Learn from Experiences
Think about the diversity of the people you serve and work with. How are they similar or different from you? Use this introductory elearning module to help you think about ways you can improve how you interact with those you serve.
Diversity is one of the GW values. Initiate a conversation with your team about how to better value differences on your team. Agree on one way you can build a stronger team by leveraging unique strengths of your teammates.
Use this tool to help you begin to understand what unconscious biases you may have. Once you complete the test(s), think about how your biases may show up in your work, and read this book to help you learn how you can minimize them in your professional life.
Initiate a diversity “community of interest” or a new “affinity” group within your department to get people together explore the topic of diversity. Use this article for one of your discussion groups. Prior to your meeting, create two or three discussion questions that relate this article to your team.
Learning from Others
Defining diversity is a challenge, but necessary if you want to be conscious of it and reap all of its benefits. Have a team discussion about what diversity means to each of you. Challenge your team members to think beyond race, ethnicity, and gender. Definitions of diversity might include communication styles, leadership approaches, and personality differences, for example.
Seek out a mentor who is different from you (e.g., different gender, race/ethnicity, age) and exchange views on diversity in the workplace. Ask the mentor to read the book The Difference with you as a way to explore the value of diversity at work.
Join Colonial Community and get involved in activities or join an affinity group as a way to connect with people in different parts of the university.

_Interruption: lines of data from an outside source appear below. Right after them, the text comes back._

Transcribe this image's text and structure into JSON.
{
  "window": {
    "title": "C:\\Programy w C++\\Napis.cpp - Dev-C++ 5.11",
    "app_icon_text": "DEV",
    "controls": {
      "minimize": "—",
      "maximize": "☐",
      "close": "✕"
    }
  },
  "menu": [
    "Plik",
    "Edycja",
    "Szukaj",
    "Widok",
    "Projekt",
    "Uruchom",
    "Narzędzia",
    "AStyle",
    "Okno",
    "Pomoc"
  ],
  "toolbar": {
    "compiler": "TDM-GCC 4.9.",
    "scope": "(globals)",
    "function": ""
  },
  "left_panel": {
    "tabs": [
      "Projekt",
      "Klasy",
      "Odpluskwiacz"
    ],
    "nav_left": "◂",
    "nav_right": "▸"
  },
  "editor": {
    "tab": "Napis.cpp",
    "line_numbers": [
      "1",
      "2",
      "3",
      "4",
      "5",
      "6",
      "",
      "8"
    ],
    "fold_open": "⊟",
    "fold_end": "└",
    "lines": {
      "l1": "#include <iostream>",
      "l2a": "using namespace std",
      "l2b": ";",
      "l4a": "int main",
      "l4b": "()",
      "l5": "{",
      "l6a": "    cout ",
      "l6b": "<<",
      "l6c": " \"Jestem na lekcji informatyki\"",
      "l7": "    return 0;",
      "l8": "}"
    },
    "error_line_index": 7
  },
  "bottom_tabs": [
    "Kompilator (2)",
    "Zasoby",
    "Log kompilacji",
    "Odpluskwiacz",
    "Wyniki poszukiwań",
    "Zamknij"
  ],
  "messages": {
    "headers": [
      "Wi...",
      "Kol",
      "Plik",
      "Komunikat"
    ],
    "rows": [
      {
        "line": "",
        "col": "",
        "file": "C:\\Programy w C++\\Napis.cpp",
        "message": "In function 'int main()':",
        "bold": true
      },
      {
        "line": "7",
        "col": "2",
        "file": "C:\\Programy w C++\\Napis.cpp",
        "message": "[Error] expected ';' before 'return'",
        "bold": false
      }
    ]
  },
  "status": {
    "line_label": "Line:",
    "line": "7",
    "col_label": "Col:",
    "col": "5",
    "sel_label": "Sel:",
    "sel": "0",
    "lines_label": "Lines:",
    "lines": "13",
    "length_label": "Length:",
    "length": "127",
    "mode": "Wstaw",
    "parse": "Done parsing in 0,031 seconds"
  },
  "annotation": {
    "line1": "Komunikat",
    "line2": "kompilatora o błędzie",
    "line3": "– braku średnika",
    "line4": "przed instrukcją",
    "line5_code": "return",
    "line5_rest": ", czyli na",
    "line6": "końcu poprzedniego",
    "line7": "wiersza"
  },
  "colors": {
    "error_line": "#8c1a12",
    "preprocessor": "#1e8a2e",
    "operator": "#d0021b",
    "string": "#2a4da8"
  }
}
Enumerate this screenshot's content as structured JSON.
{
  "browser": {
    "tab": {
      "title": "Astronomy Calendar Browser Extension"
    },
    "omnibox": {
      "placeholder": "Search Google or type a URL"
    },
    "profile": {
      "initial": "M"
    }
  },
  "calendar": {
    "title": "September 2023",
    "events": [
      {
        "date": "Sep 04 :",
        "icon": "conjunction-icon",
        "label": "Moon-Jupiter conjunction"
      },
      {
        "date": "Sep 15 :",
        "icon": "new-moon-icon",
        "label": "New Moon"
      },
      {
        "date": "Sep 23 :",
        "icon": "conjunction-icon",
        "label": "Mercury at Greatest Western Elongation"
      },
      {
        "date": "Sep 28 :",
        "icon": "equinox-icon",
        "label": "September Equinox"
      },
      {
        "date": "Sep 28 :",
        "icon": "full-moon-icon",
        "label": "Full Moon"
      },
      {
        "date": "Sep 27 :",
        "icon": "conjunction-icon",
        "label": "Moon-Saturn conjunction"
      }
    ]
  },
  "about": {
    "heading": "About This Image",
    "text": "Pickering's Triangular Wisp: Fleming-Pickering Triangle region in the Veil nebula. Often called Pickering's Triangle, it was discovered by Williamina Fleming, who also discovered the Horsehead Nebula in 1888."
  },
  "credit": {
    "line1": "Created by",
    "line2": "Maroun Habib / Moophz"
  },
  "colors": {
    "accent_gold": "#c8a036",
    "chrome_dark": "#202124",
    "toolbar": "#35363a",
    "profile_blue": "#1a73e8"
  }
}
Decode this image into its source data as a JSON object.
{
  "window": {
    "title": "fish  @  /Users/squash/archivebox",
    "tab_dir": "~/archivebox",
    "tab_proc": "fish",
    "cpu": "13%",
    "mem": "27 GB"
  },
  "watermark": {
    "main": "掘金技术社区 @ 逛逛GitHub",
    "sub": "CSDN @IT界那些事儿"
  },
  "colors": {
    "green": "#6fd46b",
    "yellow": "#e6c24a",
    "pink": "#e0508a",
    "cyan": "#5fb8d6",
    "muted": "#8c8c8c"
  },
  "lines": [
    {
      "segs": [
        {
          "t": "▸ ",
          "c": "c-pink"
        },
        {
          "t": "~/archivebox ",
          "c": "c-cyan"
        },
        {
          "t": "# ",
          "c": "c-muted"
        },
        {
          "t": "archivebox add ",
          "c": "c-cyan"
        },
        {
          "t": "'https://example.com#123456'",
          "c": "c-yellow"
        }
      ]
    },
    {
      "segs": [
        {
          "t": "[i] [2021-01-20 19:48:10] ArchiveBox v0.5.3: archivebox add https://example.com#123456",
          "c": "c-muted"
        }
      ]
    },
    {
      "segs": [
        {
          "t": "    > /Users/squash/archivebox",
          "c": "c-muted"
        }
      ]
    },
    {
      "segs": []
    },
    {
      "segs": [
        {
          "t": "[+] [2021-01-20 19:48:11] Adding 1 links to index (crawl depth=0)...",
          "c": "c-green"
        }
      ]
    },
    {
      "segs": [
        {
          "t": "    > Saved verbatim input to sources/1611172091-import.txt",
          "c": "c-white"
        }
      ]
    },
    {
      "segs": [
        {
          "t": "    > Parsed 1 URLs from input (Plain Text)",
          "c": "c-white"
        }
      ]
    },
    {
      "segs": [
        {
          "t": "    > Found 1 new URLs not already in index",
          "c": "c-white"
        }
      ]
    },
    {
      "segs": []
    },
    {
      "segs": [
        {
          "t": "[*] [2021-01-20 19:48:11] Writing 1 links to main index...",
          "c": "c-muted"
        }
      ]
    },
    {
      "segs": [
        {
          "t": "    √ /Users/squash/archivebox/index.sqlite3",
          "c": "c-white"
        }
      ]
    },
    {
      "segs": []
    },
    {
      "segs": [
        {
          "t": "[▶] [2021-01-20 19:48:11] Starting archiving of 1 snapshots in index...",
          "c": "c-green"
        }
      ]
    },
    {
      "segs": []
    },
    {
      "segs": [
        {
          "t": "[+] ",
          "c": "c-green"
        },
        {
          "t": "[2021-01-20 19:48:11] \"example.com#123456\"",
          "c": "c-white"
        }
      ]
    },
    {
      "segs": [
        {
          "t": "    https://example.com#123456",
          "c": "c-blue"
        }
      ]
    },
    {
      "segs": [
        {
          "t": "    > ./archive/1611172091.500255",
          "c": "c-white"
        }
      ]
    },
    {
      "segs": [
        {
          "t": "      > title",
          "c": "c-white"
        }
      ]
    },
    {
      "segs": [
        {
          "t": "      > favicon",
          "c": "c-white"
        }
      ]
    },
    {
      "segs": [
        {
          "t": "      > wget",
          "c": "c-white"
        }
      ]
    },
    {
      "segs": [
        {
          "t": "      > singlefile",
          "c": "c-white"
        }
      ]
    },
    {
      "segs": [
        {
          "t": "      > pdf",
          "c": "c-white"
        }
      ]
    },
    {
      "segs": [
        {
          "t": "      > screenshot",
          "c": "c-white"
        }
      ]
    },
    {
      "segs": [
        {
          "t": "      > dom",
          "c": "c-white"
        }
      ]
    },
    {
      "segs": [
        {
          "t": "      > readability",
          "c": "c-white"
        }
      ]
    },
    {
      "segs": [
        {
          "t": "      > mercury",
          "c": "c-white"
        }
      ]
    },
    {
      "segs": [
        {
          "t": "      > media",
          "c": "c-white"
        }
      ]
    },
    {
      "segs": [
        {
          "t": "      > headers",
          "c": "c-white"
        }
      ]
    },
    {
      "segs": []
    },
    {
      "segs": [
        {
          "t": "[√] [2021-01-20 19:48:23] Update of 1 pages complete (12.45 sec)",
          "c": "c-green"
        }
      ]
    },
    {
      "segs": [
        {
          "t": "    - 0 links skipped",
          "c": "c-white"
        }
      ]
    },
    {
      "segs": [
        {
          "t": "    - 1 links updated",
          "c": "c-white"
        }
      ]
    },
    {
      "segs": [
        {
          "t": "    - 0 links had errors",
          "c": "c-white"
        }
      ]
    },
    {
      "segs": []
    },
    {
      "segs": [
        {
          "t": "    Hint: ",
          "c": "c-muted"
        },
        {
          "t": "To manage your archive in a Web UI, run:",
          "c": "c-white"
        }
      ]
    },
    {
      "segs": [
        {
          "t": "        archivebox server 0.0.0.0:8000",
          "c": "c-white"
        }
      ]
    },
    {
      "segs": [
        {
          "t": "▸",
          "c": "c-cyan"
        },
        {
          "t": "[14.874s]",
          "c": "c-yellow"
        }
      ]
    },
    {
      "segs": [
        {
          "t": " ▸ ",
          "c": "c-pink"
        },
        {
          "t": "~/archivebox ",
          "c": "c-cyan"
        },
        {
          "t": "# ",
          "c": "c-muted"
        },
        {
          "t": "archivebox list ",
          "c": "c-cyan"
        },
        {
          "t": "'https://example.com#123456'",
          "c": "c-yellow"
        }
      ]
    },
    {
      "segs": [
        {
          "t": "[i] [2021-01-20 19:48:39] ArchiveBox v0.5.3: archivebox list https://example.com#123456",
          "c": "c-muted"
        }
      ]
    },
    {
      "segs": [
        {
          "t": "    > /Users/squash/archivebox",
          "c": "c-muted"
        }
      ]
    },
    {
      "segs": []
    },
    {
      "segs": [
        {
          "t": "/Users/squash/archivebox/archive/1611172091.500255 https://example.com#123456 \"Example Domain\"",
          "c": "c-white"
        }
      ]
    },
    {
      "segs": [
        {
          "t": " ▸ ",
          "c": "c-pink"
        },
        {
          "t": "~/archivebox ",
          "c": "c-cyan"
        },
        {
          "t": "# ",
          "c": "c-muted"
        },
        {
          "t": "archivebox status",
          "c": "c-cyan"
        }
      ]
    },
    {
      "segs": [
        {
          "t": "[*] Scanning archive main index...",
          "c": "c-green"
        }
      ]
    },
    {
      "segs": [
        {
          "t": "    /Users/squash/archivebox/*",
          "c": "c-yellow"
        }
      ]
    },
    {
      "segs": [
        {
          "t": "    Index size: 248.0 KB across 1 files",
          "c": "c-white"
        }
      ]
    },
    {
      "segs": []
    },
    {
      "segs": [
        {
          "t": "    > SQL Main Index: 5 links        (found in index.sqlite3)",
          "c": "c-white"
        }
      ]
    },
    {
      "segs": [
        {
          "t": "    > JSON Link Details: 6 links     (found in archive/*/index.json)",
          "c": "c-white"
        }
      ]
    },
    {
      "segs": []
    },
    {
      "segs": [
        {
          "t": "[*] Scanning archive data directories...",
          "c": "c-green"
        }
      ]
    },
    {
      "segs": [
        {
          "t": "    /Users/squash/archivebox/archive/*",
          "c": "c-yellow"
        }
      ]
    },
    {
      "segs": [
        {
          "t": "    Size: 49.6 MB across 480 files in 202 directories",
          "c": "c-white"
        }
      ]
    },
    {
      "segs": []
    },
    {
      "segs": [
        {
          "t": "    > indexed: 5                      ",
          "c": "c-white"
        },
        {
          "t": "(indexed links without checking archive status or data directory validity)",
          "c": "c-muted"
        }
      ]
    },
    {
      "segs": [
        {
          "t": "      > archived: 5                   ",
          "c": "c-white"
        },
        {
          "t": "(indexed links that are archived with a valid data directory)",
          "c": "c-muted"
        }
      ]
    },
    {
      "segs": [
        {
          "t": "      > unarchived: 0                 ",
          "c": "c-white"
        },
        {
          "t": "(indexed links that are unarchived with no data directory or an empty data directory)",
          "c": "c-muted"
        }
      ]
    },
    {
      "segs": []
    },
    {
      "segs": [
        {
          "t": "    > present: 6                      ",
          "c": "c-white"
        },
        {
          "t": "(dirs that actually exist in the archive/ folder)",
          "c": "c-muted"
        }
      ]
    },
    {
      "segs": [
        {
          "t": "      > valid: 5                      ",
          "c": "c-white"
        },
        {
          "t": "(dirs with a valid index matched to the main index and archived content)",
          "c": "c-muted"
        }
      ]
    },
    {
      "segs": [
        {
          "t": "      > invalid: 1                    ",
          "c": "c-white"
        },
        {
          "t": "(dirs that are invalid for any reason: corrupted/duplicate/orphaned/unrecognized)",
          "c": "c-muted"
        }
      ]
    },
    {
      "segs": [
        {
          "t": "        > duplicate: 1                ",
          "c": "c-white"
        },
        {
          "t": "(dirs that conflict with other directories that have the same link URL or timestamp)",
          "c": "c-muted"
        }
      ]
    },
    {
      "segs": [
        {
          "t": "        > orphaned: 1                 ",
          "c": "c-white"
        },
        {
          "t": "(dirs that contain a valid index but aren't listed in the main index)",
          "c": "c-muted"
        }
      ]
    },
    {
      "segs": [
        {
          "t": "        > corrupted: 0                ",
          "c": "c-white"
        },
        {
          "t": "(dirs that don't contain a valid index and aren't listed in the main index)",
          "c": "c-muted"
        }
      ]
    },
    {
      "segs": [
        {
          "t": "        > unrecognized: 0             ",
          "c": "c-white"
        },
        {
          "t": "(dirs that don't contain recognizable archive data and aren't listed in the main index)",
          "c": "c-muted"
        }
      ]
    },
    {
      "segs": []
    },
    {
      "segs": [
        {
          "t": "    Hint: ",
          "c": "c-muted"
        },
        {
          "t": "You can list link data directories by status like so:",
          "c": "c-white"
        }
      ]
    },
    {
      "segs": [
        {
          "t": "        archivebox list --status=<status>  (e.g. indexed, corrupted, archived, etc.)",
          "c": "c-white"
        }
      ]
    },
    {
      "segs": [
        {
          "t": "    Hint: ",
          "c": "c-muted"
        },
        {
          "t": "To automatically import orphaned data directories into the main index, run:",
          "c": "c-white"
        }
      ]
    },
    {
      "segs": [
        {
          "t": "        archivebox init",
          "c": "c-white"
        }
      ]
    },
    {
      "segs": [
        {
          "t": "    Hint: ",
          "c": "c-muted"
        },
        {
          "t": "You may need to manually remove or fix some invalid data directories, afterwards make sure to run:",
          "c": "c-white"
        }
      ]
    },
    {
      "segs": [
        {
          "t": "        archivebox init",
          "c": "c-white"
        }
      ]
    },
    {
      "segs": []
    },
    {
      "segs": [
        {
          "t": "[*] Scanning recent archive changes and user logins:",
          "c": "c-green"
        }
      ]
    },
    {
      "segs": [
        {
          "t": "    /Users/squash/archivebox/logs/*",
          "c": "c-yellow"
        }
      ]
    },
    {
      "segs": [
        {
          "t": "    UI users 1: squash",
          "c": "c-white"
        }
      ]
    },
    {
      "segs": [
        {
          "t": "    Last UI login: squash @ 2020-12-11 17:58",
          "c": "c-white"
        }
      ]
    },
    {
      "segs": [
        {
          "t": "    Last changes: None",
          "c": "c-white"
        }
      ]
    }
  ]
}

Listen to (or read) the podcast 10 Principles for Working Across Generations from the Center for Creative Leadership and discuss what you learn with a trusted colleague.
Watch this video to learn from a diversity expert how unconscious bias influences your thinking, decision-making, and behavior.